Gaming keyboard supplier in China? In recent years, mechanical keyboards have gained popularity among gamers, typists, and even casual computer users. These keyboards are known for their durability, responsiveness, and customizable features, but they also come with a higher price tag and a louder typing experience than traditional membrane keyboards. In this post, we’ll delve into the benefits and drawbacks of using a mechanical keyboard so you can decide if it’s the right choice. Read more information on gaming keyboard manufacturers.
Extensive gaming sessions take a toll on PC peripherals, especially keyboards. You must use a durable and long-lasting keyboard that can withstand the button smashing in games like Fortnite, where you have multiple binds to build and edit. Mechanical keyboards are supposed to be significantly more durable than other types like membranes and domed rubber. Mechanical keyboards contain keys with their independent switches. A generic mechanical switch is rated for up to 50 million keystrokes. Reputed switch brands like Keyceo even produce switches rated for 100 million keystrokes. This standard abominates the 5 million keystrokes rated for membrane and rubber dome keys.
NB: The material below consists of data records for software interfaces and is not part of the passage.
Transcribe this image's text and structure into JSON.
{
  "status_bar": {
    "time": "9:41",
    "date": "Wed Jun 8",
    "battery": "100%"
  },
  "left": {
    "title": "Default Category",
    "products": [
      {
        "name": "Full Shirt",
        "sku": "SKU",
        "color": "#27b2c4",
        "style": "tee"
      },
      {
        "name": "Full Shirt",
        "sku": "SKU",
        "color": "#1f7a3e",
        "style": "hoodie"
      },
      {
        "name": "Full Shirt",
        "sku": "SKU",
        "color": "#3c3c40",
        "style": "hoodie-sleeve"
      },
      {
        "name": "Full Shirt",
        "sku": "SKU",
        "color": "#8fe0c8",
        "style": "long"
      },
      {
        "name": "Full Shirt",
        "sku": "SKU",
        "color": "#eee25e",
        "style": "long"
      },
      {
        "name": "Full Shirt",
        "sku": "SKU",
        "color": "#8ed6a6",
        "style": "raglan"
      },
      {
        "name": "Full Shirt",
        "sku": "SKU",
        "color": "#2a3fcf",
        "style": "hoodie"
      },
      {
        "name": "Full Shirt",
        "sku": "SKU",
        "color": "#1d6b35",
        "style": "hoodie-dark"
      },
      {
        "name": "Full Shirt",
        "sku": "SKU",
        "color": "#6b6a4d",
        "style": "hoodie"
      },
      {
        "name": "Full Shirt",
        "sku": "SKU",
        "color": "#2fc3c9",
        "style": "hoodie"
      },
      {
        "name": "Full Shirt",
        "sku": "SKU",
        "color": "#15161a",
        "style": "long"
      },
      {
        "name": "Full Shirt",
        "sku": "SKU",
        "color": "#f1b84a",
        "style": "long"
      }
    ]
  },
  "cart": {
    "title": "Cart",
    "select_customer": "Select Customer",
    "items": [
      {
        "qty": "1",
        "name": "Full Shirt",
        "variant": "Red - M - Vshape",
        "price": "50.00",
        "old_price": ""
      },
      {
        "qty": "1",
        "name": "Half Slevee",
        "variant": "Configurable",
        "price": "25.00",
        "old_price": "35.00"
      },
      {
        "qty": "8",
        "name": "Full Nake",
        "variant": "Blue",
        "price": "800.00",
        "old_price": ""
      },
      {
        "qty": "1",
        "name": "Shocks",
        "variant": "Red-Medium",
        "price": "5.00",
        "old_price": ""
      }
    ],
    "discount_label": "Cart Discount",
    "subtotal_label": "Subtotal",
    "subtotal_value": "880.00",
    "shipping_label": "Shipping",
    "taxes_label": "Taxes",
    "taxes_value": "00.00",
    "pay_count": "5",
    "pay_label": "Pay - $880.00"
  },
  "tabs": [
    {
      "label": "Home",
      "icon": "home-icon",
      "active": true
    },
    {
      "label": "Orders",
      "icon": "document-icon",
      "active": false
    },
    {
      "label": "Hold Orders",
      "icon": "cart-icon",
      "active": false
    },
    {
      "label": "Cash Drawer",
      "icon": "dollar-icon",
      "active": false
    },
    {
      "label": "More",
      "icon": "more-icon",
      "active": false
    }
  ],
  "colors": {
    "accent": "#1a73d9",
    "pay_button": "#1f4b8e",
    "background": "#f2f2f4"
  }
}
The claw grip starts off like the palm grip, with the only difference being how the fingers that rest on most buttons are now arched upwards, like a claw. This allows for quicker reaction times for button actions. An ergonomic mouse that’s medium or high will be perfect. The fingertip grip reduces contact with the mouse to the fingertips. The palm hovers over the mouse, and it’s held only by the fingers. A small mouse is best for this grip, but you want to make sure it has rubber or silicone pads. Less contact with the mouse makes slipperiness more dangerous. While there are options for wireless gaming mice, the gold standard for serious gamers is wired mice. This simply comes down to the fact that wires transmit signals much faster than wireless so latency is minimum.
Generally, the keyboards you get along when you buy a computer system, are the membrane keyboards. They are quite cheap and simple. Membrane keyboards are also known as Regular keyboards. In this type of keyboard, there is a rubber dome inside every key. And, there is a membrane beneath the dome. So, when the key is pressed, the rubber dome switch makes it possible to make contact with the circuit and the keypress is registered to the computer, and you see the output on the screen. This was a quite simple explanation, but if we go into more detail, a membrane keyboard has four layers, as you can see in the image below.
Use the CONTENT low profile axis, and the ultra-thin key cap! “The lower profile axis is precisely a product of the mechanization of laptop keyboards, which are thinner and lighter than the average mechanical keyboard, The reason for this is the height of the shaft has been shortened by about 35%, and the overall formation has been reduced from 4mm to 3.2mm, so the bounce time is shorter, the trigger is faster, and it’s easier to carry around, making it ideal for laptops.” The thickness of the ultra-thin key cap is about 3MM, which reduces wrist fatigue and makes less noise.
You’ve heard about them from your computer nerd or gamer friend, but why are mechanical keyboards better? When I (accidentally) purchased my first mechanical keyboard, I noticed a few things immediately: An improved feel A satisfying sound It looked way cooler. I had no clue what a mechanical keyboard was–and wasn’t expecting it to be that different than my Apple Magic keyboard. Now? I’m addicted to mechanical keyboards and have even built several custom keyboards from scratch. Find additional details at keyceo.com.
What is a mechanical keyboard? Mechanical keyboards are the keyboards that most people picture when they think about keyboards; they’re the classic-looking, sturdy keyboards from the 1980s. A more proper definition is that mechanical keyboards are made with high-quality plastic key switches underneath each of the keycaps. Typing on a mechanical keyboard means pressing down on a keycap, which activates an actual physical switch underneath that’s spring-loaded. So when you press the key, you feel it and you’ll hear a “clicking” sound to let you know that you’ve pressed the key hard enough to register (and that you haven’t missed a letter or number).